Give back every record below word for word, with the pictures omitted.

'''

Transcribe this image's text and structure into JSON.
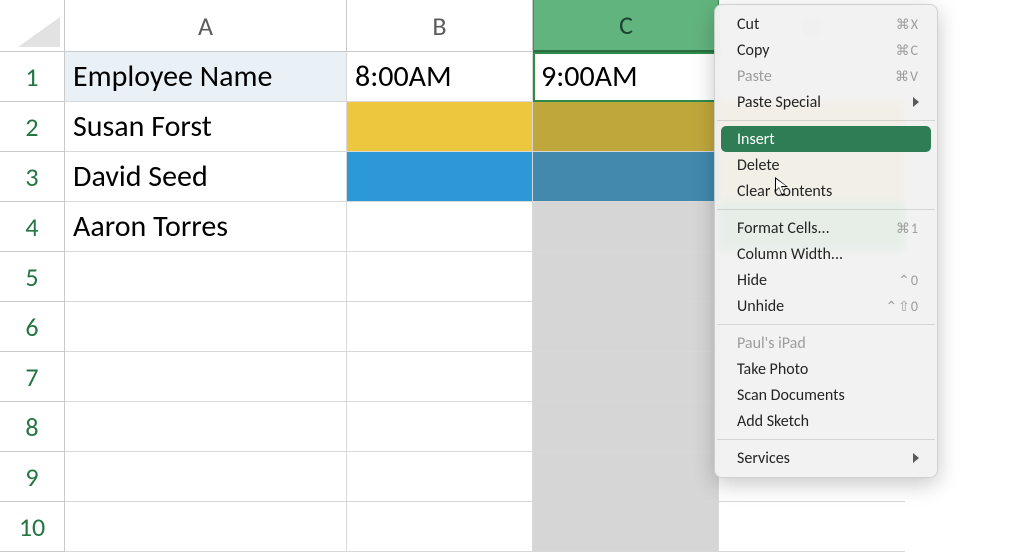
{
  "columns": {
    "A": "A",
    "B": "B",
    "C": "C",
    "D": "D"
  },
  "rows": {
    "r1": "1",
    "r2": "2",
    "r3": "3",
    "r4": "4",
    "r5": "5",
    "r6": "6",
    "r7": "7",
    "r8": "8",
    "r9": "9",
    "r10": "10"
  },
  "header_row": {
    "A": "Employee Name",
    "B": "8:00AM",
    "C": "9:00AM",
    "D": ""
  },
  "employees": {
    "r2": "Susan Forst",
    "r3": "David Seed",
    "r4": "Aaron Torres"
  },
  "selected_column": "C",
  "context_menu": {
    "cut": {
      "label": "Cut",
      "shortcut": "⌘X"
    },
    "copy": {
      "label": "Copy",
      "shortcut": "⌘C"
    },
    "paste": {
      "label": "Paste",
      "shortcut": "⌘V",
      "disabled": true
    },
    "paste_special": {
      "label": "Paste Special",
      "submenu": true
    },
    "insert": {
      "label": "Insert",
      "highlight": true
    },
    "delete": {
      "label": "Delete"
    },
    "clear_contents": {
      "label": "Clear Contents"
    },
    "format_cells": {
      "label": "Format Cells...",
      "shortcut": "⌘1"
    },
    "column_width": {
      "label": "Column Width..."
    },
    "hide": {
      "label": "Hide",
      "shortcut": "⌃0"
    },
    "unhide": {
      "label": "Unhide",
      "shortcut": "⌃⇧0"
    },
    "device_header": {
      "label": "Paul's iPad",
      "disabled": true
    },
    "take_photo": {
      "label": "Take Photo"
    },
    "scan_docs": {
      "label": "Scan Documents"
    },
    "add_sketch": {
      "label": "Add Sketch"
    },
    "services": {
      "label": "Services",
      "submenu": true
    }
  }
}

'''

**Exercise response**
Transcribe this image's text and structure into JSON.
{
  "columns": {
    "A": "A",
    "B": "B",
    "C": "C",
    "D": "D"
  },
  "rows": {
    "r1": "1",
    "r2": "2",
    "r3": "3",
    "r4": "4",
    "r5": "5",
    "r6": "6",
    "r7": "7",
    "r8": "8",
    "r9": "9",
    "r10": "10"
  },
  "header_row": {
    "A": "Employee Name",
    "B": "8:00AM",
    "C": "9:00AM",
    "D": ""
  },
  "employees": {
    "r2": "Susan Forst",
    "r3": "David Seed",
    "r4": "Aaron Torres"
  },
  "selected_column": "C",
  "context_menu": {
    "cut": {
      "label": "Cut",
      "shortcut": "⌘X"
    },
    "copy": {
      "label": "Copy",
      "shortcut": "⌘C"
    },
    "paste": {
      "label": "Paste",
      "shortcut": "⌘V",
      "disabled": true
    },
    "paste_special": {
      "label": "Paste Special",
      "submenu": true
    },
    "insert": {
      "label": "Insert",
      "highlight": true
    },
    "delete": {
      "label": "Delete"
    },
    "clear_contents": {
      "label": "Clear Contents"
    },
    "format_cells": {
      "label": "Format Cells...",
      "shortcut": "⌘1"
    },
    "column_width": {
      "label": "Column Width..."
    },
    "hide": {
      "label": "Hide",
      "shortcut": "⌃0"
    },
    "unhide": {
      "label": "Unhide",
      "shortcut": "⌃⇧0"
    },
    "device_header": {
      "label": "Paul's iPad",
      "disabled": true
    },
    "take_photo": {
      "label": "Take Photo"
    },
    "scan_docs": {
      "label": "Scan Documents"
    },
    "add_sketch": {
      "label": "Add Sketch"
    },
    "services": {
      "label": "Services",
      "submenu": true
    }
  }
}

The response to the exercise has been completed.